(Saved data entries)
==========

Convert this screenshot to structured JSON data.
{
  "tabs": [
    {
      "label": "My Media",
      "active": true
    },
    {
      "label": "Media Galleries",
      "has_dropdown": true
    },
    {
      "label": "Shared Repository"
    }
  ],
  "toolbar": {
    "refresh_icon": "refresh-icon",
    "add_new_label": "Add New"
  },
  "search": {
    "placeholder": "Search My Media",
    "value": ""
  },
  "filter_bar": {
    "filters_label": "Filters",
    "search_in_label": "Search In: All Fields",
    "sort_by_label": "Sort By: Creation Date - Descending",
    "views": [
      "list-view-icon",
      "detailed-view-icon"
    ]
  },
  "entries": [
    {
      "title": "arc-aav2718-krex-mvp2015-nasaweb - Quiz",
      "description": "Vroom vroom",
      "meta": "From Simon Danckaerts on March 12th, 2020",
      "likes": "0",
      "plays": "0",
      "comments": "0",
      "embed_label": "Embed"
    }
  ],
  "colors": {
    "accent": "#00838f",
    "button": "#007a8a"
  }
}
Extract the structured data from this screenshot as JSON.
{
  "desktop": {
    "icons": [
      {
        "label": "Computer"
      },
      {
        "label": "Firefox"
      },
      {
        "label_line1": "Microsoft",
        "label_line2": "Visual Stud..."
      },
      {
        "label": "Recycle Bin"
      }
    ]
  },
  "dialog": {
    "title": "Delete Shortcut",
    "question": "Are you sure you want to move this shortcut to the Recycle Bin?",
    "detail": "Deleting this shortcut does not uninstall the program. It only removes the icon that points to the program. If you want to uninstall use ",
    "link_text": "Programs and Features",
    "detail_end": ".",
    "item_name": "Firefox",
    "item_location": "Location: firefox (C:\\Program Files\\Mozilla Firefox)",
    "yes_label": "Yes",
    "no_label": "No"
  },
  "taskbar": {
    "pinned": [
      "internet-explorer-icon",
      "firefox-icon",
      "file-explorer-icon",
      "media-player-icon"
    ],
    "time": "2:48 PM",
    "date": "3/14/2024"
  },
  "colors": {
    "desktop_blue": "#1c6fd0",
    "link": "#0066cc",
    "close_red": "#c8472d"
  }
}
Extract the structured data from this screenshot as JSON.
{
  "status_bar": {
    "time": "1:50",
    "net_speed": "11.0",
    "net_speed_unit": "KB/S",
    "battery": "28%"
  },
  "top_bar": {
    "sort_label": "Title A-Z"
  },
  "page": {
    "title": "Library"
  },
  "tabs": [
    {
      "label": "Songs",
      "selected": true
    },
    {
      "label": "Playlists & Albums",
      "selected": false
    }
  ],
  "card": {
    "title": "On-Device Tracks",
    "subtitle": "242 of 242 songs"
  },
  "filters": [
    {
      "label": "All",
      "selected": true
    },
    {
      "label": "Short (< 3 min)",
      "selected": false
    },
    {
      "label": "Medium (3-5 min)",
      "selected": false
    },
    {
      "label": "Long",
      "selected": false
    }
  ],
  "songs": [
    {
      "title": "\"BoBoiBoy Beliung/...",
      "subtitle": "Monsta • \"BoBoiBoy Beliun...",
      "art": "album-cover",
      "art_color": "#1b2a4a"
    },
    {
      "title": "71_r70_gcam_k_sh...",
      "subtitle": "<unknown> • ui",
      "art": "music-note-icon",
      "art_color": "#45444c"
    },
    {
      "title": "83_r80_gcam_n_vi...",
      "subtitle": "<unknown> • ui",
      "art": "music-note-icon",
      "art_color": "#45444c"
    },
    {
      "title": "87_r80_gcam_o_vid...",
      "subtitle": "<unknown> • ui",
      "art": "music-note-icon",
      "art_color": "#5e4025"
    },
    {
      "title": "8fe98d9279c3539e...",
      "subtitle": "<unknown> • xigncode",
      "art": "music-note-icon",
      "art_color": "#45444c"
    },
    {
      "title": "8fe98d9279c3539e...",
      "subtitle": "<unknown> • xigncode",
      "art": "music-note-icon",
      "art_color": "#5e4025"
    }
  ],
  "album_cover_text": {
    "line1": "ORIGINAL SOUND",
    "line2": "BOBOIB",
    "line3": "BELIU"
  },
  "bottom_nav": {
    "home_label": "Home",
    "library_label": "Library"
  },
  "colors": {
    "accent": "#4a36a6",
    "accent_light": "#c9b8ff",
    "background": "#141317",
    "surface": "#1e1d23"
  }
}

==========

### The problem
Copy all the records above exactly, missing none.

### Your response
Convert this screenshot to structured JSON data.
{
  "tabs": [
    {
      "label": "My Media",
      "active": true
    },
    {
      "label": "Media Galleries",
      "has_dropdown": true
    },
    {
      "label": "Shared Repository"
    }
  ],
  "toolbar": {
    "refresh_icon": "refresh-icon",
    "add_new_label": "Add New"
  },
  "search": {
    "placeholder": "Search My Media",
    "value": ""
  },
  "filter_bar": {
    "filters_label": "Filters",
    "search_in_label": "Search In: All Fields",
    "sort_by_label": "Sort By: Creation Date - Descending",
    "views": [
      "list-view-icon",
      "detailed-view-icon"
    ]
  },
  "entries": [
    {
      "title": "arc-aav2718-krex-mvp2015-nasaweb - Quiz",
      "description": "Vroom vroom",
      "meta": "From Simon Danckaerts on March 12th, 2020",
      "likes": "0",
      "plays": "0",
      "comments": "0",
      "embed_label": "Embed"
    }
  ],
  "colors": {
    "accent": "#00838f",
    "button": "#007a8a"
  }
}
Extract the structured data from this screenshot as JSON.
{
  "desktop": {
    "icons": [
      {
        "label": "Computer"
      },
      {
        "label": "Firefox"
      },
      {
        "label_line1": "Microsoft",
        "label_line2": "Visual Stud..."
      },
      {
        "label": "Recycle Bin"
      }
    ]
  },
  "dialog": {
    "title": "Delete Shortcut",
    "question": "Are you sure you want to move this shortcut to the Recycle Bin?",
    "detail": "Deleting this shortcut does not uninstall the program. It only removes the icon that points to the program. If you want to uninstall use ",
    "link_text": "Programs and Features",
    "detail_end": ".",
    "item_name": "Firefox",
    "item_location": "Location: firefox (C:\\Program Files\\Mozilla Firefox)",
    "yes_label": "Yes",
    "no_label": "No"
  },
  "taskbar": {
    "pinned": [
      "internet-explorer-icon",
      "firefox-icon",
      "file-explorer-icon",
      "media-player-icon"
    ],
    "time": "2:48 PM",
    "date": "3/14/2024"
  },
  "colors": {
    "desktop_blue": "#1c6fd0",
    "link": "#0066cc",
    "close_red": "#c8472d"
  }
}
Extract the structured data from this screenshot as JSON.
{
  "status_bar": {
    "time": "1:50",
    "net_speed": "11.0",
    "net_speed_unit": "KB/S",
    "battery": "28%"
  },
  "top_bar": {
    "sort_label": "Title A-Z"
  },
  "page": {
    "title": "Library"
  },
  "tabs": [
    {
      "label": "Songs",
      "selected": true
    },
    {
      "label": "Playlists & Albums",
      "selected": false
    }
  ],
  "card": {
    "title": "On-Device Tracks",
    "subtitle": "242 of 242 songs"
  },
  "filters": [
    {
      "label": "All",
      "selected": true
    },
    {
      "label": "Short (< 3 min)",
      "selected": false
    },
    {
      "label": "Medium (3-5 min)",
      "selected": false
    },
    {
      "label": "Long",
      "selected": false
    }
  ],
  "songs": [
    {
      "title": "\"BoBoiBoy Beliung/...",
      "subtitle": "Monsta • \"BoBoiBoy Beliun...",
      "art": "album-cover",
      "art_color": "#1b2a4a"
    },
    {
      "title": "71_r70_gcam_k_sh...",
      "subtitle": "<unknown> • ui",
      "art": "music-note-icon",
      "art_color": "#45444c"
    },
    {
      "title": "83_r80_gcam_n_vi...",
      "subtitle": "<unknown> • ui",
      "art": "music-note-icon",
      "art_color": "#45444c"
    },
    {
      "title": "87_r80_gcam_o_vid...",
      "subtitle": "<unknown> • ui",
      "art": "music-note-icon",
      "art_color": "#5e4025"
    },
    {
      "title": "8fe98d9279c3539e...",
      "subtitle": "<unknown> • xigncode",
      "art": "music-note-icon",
      "art_color": "#45444c"
    },
    {
      "title": "8fe98d9279c3539e...",
      "subtitle": "<unknown> • xigncode",
      "art": "music-note-icon",
      "art_color": "#5e4025"
    }
  ],
  "album_cover_text": {
    "line1": "ORIGINAL SOUND",
    "line2": "BOBOIB",
    "line3": "BELIU"
  },
  "bottom_nav": {
    "home_label": "Home",
    "library_label": "Library"
  },
  "colors": {
    "accent": "#4a36a6",
    "accent_light": "#c9b8ff",
    "background": "#141317",
    "surface": "#1e1d23"
  }
}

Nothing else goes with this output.